e Light at the End of the Tunnel

e one thing that will never change is what makes toy people who they are: passion and excitement over new product! As the world’s grip on Covid continues to rm, there is plenty to be excited about.

Mr. McGrath shares what e Original Toy Company has on deck, saying, “Some of our new and exciting products, such as the First Years series, are currently having very strong sales. We have also had recent success with children’s pretend food products such as our Tea Set.We are continuing to develop new products in the Counter Cash Impulse series, new games like ‘Shopping List,’ and gliders for our outdoor toy selection, just to name a few things we are proud of.”

E-Blox’s Jim Seymour says, “We are introducing 2 new products this year: e Circuit Blox BYO DJ Set, which you build and use to create your own DJ table. You can play 3 original DJ songs by SOLI and insert 15 di erent DJ sounds like sirens, horns & scratches. Plus, you can play your own music through the Hi Def speaker through Bluetooth and insert DJ sounds to your own music. ere’s also the Power Blox Electric Crazy Action Racers 10-in-1. Build a fan car and watch it zoom across the room, build a crazy spinner, or build a car that launches a fan high in the air. is set includes a brick based motor that lets you to build 10 cool cars, racers & spinners that provide hours of fun.”

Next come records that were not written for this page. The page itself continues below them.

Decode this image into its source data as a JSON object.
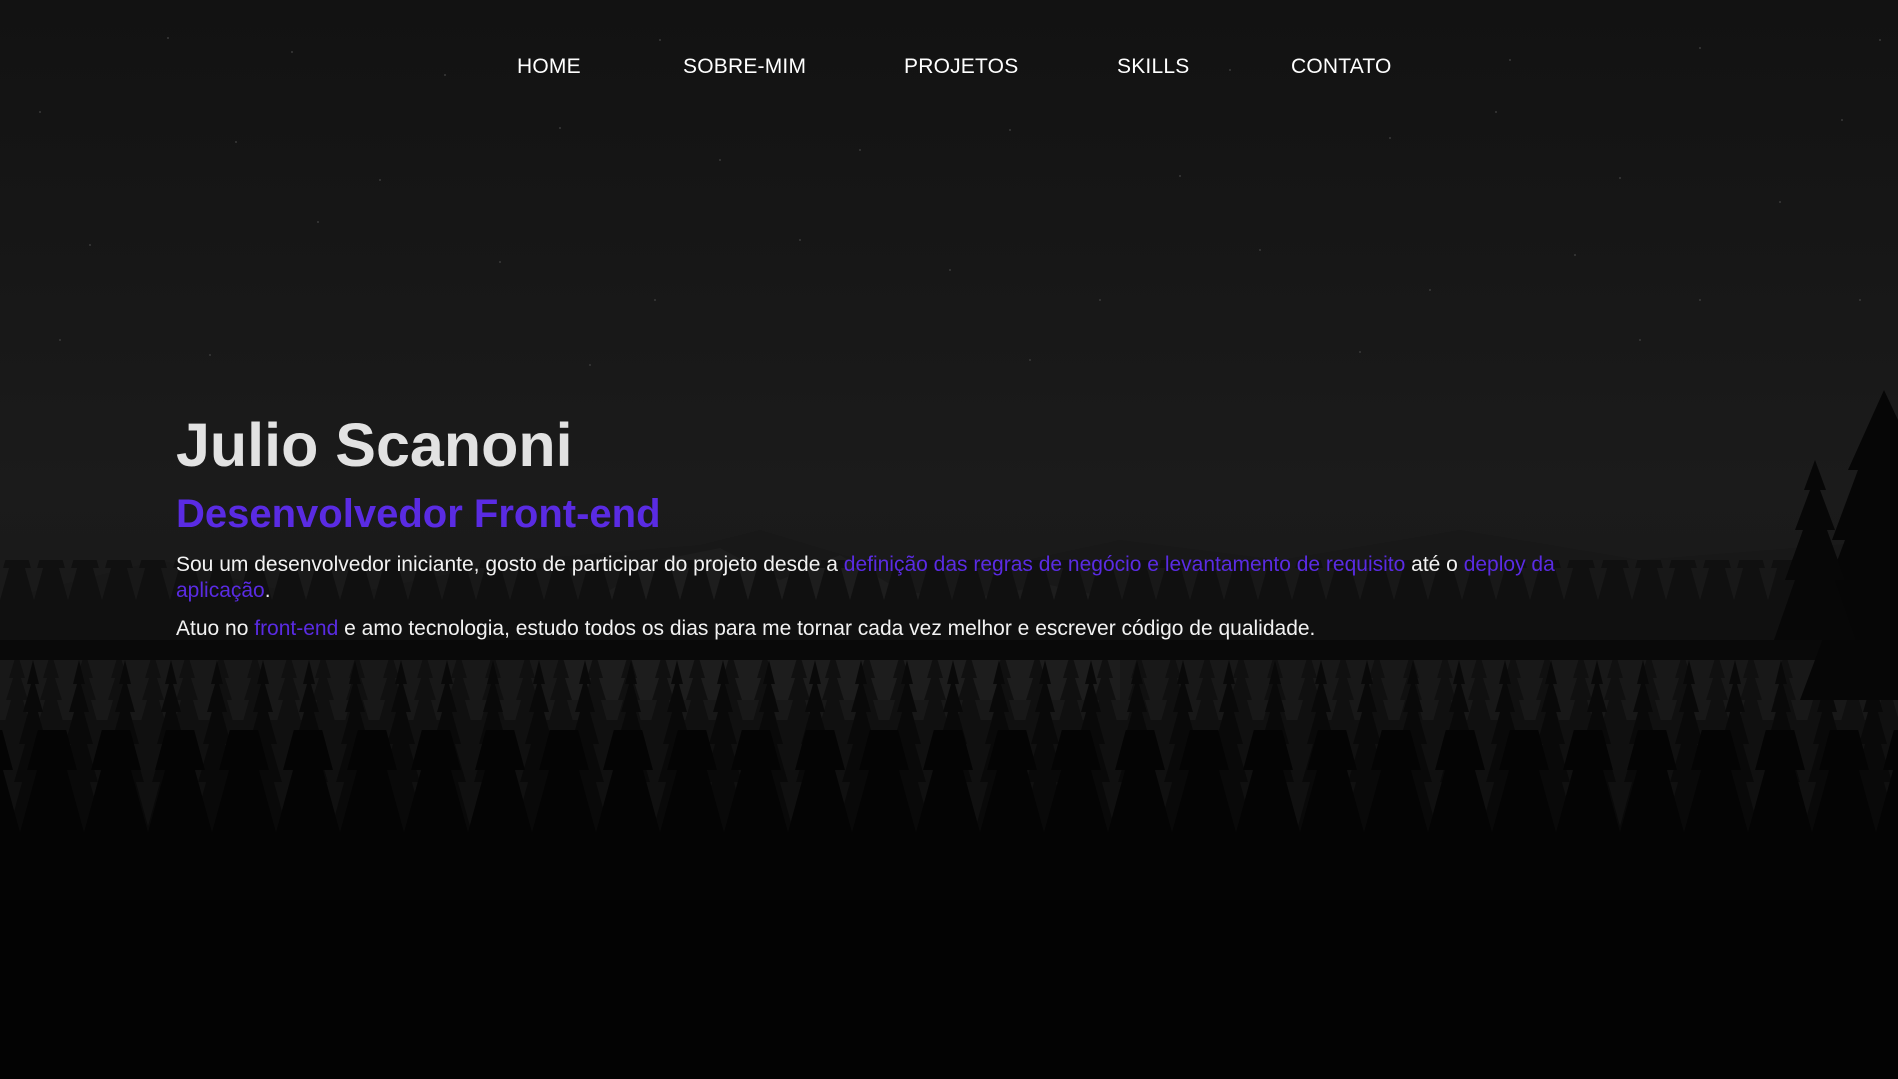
{
  "nav": {
    "items": [
      {
        "label": "HOME"
      },
      {
        "label": "SOBRE-MIM"
      },
      {
        "label": "PROJETOS"
      },
      {
        "label": "SKILLS"
      },
      {
        "label": "CONTATO"
      }
    ]
  },
  "hero": {
    "name": "Julio Scanoni",
    "role": "Desenvolvedor Front-end",
    "paragraph1": {
      "text_a": "Sou um desenvolvedor iniciante, gosto de participar do projeto desde a ",
      "highlight_a": "definição das regras de negócio e levantamento de requisito",
      "text_b": " até o ",
      "highlight_b": "deploy da aplicação",
      "text_c": "."
    },
    "paragraph2": {
      "text_a": "Atuo no ",
      "highlight_a": "front-end",
      "text_b": " e amo tecnologia, estudo todos os dias para me tornar cada vez melhor e escrever código de qualidade."
    }
  },
  "colors": {
    "accent": "#5a2be3",
    "background": "#141414",
    "text": "#f2f2f2"
  },
  "background": {
    "icon": "night-forest-mountains-stars"
  }
}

Smart Lab’s Ultimate Squishy Human Body is what to look out for, says Ms. Hawk. “We took our best-selling STEAM toy, the Squishy Human Body, and leveled-up the experience with an interactive electronic scanning platform. e SmartScan Technology is like a personal anatomy tutor. When one of the eight removable SmartParts is placed on the SmartScan, you’ll hear information about the part, the system it belongs to, and fun facts, along with sounds based on the organ in question..”

Ms. Gulli says of Educational Insights’ new sustainable toys, “It’s our 60th Anniversary, and the Educational Insights team is celebrating through reimagined versions of our most popular toys, including BrainBolt, Kanoodle, Playfoam, Design & Drill and more! We’re also expanding our selection of Playfoam learning compounds with Playfoam Sand and even Playfoam Naturals, an innovative cork compound that is shaping up to be an environmentally friendly way for kiddos to learn about and respect the world around them.”

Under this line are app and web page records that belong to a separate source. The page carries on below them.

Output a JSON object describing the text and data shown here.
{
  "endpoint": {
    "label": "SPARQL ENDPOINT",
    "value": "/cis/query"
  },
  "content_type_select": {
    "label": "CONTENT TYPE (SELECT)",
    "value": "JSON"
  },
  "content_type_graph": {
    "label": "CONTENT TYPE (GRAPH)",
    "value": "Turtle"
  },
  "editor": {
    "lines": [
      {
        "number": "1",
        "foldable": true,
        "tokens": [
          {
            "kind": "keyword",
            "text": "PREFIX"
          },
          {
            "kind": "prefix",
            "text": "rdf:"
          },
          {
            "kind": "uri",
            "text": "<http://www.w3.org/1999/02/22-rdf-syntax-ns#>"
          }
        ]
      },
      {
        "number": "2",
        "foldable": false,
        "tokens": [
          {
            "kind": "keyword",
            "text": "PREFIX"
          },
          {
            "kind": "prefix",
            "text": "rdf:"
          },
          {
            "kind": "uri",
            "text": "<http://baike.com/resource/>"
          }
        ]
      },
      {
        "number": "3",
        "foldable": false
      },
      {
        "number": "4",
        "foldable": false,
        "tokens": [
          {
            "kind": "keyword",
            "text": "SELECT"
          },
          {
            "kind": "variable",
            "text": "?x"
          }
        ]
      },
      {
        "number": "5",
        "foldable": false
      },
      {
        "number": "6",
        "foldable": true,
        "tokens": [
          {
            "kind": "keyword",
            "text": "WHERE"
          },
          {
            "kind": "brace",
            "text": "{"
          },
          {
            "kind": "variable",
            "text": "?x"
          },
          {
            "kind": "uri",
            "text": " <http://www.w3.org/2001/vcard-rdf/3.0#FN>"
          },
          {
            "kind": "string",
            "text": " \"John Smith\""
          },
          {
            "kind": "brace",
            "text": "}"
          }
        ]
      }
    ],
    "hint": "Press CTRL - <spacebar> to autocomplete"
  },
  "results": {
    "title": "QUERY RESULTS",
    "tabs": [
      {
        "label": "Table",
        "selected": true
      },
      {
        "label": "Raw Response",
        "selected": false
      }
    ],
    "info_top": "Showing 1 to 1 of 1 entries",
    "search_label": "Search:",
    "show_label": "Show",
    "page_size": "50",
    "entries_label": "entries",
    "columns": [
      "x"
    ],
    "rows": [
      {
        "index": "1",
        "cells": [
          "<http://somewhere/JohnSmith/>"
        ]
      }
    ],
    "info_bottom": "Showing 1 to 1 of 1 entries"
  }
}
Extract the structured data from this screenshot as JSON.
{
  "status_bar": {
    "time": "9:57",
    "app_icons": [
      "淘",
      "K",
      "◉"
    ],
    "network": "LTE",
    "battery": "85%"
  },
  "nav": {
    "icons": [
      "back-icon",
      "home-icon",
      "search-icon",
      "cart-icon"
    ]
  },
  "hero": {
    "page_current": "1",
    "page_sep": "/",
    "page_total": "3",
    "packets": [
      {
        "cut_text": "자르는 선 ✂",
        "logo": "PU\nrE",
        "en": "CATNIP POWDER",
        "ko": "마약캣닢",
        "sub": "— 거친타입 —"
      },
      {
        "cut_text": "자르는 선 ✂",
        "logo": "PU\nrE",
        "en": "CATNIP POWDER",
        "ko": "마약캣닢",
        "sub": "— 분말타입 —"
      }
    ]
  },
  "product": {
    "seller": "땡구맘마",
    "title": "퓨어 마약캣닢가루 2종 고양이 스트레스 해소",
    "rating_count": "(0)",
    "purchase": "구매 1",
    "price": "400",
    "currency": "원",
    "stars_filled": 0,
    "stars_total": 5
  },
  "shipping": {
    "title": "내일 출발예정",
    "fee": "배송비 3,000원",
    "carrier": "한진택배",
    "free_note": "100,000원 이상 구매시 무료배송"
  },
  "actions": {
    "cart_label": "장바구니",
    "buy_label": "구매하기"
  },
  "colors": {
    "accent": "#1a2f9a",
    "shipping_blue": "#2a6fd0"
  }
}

Lev Nelson adds, “Sky Castle is very excited about the growth of sensory 2.0 trends outlined by the TA earlier this year and plans on expanding its foothold in that category with extensions of DoodleJamz; squishy, sensory drawing pads that combine dget with art! It’s like nger-painting, but without the mess and provides for hours of fun, especially on long road trips.”

Mr. Carson said of Fat Brain’s upcoming products, “Our popular Dimpl family is expanding into bath with Dimpl Splash, as well as a the pop & pulling innovation of Tugl. We’re also extremely excited to welcome three new ranges to the Fat Brain family including Lamaze, MOLUK/Bilibo, and Pretendables.”

Ms. Arbietman remarks, “As in every year, we keep growing our range of Stanly Jr. woodworking DIY kits, with exciting new kits such as kaleidoscope kit, periscope, fooseball table and many more. We also launched our brand new Constructor line for Black and Decker. e Constructor is a great STEM toy, fostering understanding of engineering and math concepts. Later this fall, we are so happy to launch a new range of kitchen appliances for Tasty Jr. that are super sleek and modern looking! Additionally, we are launching 5 sets of pretend play boxes that are based on Tasty’s recipe videos. Lastly, during the Dallas Toy Fair, we will o cially launch the Char-Broil grill and Oklahoma Joe’s smoker for kids. ese mini grill and smoker are bound to become the faves of any BBQ loving family.”